Is a US citizen required to file US taxes if they have never lived in the US and what are the consequences?
As a basic rule, U.S. citizens, even those who have never lived in the U.S., are subject to U.S. tax and reporting on their worldwide income. You must annually report all of your income to the IRS, whether the income is from U.S. sources or foreign sources and whether or not the income is taxed or reported in the new country of residence. This system of citizenship-based taxation (rather than residence-based taxation) is unique to the United States (the only other country that taxes its citizens in this manner is Eritrea).The consequences for delinquent taxpayers can be steep, and with the strengthening of FATCA, the likelihood of the IRS catching up with you is greater than ever. For more on FATCA and the consequences of delinquency, please visit our website: www.expattaxprofessionals.com.That being said, the good news is both U.S. domestic tax law and U.S. tax treaties contain a number of provisions that are designed to prevent “double taxation,” or taxation on the same income in both countries (e.g., the U.S. and the new country of residence). Domestic law provisions include the foreign earned income exclusion (for 2016, you can exclude up to $101,300 of your foreign earned income), the foreign housing exclusion, and the foreign tax credit.
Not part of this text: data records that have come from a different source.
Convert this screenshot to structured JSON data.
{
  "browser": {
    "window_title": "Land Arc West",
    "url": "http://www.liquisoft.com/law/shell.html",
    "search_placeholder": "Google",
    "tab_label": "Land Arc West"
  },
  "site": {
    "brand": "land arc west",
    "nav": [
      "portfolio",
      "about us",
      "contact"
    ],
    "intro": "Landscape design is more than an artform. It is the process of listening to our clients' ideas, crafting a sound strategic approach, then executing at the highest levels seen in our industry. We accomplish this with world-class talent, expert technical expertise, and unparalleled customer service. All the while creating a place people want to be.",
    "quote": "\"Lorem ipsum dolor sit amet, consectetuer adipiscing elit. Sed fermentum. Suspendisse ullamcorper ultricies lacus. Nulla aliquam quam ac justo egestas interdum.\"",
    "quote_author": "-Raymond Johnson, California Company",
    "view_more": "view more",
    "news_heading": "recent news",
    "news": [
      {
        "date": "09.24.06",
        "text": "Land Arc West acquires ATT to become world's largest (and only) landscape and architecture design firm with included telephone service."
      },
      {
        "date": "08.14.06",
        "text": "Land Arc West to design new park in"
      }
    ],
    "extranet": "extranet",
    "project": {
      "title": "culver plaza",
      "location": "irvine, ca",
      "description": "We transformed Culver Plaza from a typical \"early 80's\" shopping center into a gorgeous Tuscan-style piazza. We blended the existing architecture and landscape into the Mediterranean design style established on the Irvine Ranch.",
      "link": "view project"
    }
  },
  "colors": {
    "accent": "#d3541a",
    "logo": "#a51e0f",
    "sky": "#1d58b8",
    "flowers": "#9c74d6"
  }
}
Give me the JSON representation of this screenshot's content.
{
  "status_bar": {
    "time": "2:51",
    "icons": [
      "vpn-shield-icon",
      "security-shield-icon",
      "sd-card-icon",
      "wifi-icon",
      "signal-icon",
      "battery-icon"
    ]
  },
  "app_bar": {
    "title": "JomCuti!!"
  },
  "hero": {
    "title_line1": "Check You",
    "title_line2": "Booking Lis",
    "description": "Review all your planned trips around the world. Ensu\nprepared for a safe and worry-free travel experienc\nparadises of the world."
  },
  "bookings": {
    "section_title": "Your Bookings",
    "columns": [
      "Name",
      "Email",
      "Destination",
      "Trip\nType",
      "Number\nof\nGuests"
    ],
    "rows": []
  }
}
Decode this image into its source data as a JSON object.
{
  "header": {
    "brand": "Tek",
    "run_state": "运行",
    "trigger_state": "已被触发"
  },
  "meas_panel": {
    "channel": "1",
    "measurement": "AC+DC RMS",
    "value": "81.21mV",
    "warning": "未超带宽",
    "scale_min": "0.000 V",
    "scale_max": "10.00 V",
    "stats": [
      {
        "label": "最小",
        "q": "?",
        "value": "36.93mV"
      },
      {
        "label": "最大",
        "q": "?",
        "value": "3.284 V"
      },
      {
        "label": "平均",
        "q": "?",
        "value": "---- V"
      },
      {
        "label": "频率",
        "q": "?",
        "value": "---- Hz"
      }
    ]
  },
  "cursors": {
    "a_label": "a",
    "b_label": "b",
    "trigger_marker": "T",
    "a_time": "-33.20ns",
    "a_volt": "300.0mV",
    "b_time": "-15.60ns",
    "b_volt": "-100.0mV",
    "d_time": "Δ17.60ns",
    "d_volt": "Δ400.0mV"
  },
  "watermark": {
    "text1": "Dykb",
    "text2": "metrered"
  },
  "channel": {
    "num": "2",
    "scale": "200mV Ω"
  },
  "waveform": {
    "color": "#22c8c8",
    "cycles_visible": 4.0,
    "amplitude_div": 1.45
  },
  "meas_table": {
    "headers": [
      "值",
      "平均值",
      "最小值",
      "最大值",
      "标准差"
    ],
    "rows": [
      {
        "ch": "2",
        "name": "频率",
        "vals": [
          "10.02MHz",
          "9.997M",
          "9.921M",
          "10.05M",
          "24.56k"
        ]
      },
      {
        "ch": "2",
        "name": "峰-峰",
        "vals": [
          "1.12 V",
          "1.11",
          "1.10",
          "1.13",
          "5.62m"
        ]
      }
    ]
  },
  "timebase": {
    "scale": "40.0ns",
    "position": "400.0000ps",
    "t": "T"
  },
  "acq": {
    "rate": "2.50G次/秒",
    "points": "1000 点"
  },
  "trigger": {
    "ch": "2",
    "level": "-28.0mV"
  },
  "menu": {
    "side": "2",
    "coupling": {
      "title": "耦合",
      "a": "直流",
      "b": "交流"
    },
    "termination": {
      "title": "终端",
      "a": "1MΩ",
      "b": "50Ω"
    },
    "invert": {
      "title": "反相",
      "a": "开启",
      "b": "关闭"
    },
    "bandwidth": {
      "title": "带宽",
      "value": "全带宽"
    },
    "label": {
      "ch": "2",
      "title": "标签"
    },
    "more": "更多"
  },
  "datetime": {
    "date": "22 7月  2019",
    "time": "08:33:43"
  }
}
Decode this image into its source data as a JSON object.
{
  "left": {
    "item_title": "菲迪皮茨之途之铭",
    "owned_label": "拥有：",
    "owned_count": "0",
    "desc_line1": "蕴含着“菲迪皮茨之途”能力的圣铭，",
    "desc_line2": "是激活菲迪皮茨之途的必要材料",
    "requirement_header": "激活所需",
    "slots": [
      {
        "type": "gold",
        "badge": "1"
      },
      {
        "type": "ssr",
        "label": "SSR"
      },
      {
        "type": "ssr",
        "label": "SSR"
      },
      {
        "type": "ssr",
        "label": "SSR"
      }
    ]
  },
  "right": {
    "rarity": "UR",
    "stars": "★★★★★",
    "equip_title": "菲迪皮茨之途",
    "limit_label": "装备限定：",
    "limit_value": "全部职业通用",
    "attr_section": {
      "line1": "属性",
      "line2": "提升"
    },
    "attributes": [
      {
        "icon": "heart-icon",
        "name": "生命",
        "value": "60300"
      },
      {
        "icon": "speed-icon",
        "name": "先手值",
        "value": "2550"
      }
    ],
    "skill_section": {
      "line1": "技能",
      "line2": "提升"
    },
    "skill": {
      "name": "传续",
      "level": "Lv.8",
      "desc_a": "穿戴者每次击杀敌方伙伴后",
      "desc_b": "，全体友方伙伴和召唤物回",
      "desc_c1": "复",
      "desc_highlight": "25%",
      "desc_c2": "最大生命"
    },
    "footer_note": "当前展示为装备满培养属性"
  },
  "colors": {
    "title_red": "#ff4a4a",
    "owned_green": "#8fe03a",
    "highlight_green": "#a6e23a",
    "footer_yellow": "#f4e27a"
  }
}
These provisions, in many cases, can reduce or even eliminate the U.S. federal income tax that would otherwise be due by you. Keep in mind, however, that even if no U.S. tax is owed, a U.S. tax return still generally must be filed in order to benefit from these provisions, and the failure to do so can result in severe penalties.How to proceed now? Assuming that your failure to file all of these years was non-willful (for example, you received bad advice in the past or otherwise had a good reason to think you had no filing obligation), your best bet is to enter into the IRS’s amnesty program called the Streamlined Foreign Offshore Procedures. Under the current Streamlined program, you’d be required to file the prior 3 years of tax returns and 6 years of FBARs and fill out a certification of non-willfulness. A taxpayer who complies with these procedures does have to fork over previously unpaid taxes with interest, but is not subject to penalties – a great deal for taxpayers who would otherwise be subject to potentially enormous penalties for non-compliance. In your case, this would work particularly well if you owe no back taxes (for example, due to the fact that your annual income falls below the foreign earned income exclusion threshold).In theory, there are other potential options available to you, such as: (1) “Noisy” Disclosure (filing past delinquent returns with a statement explaining the reasons for the delinquency), (2) “Quiet” Disclosure (filing past delinquent returns without any statement of explanation), and (3) Prospective Filing (ignoring past delinquencies and complying only with respect to tax years moving forward).However, we do not recommend the above alternative approaches for a number of reasons. First, the IRS frowns upon attempts by taxpayers to circumvent the programs specifically designed to benefit delinquent taxpayers. Second, the outcomes associated with the alternative approaches can vary so greatly and can potentially lead to disastrous results. Third, we have yet to encounter a situation that justifies the risks associated with these approaches in contrast to the IRS amnesty programs, which offer the taxpayer certainty and a clean record moving forward.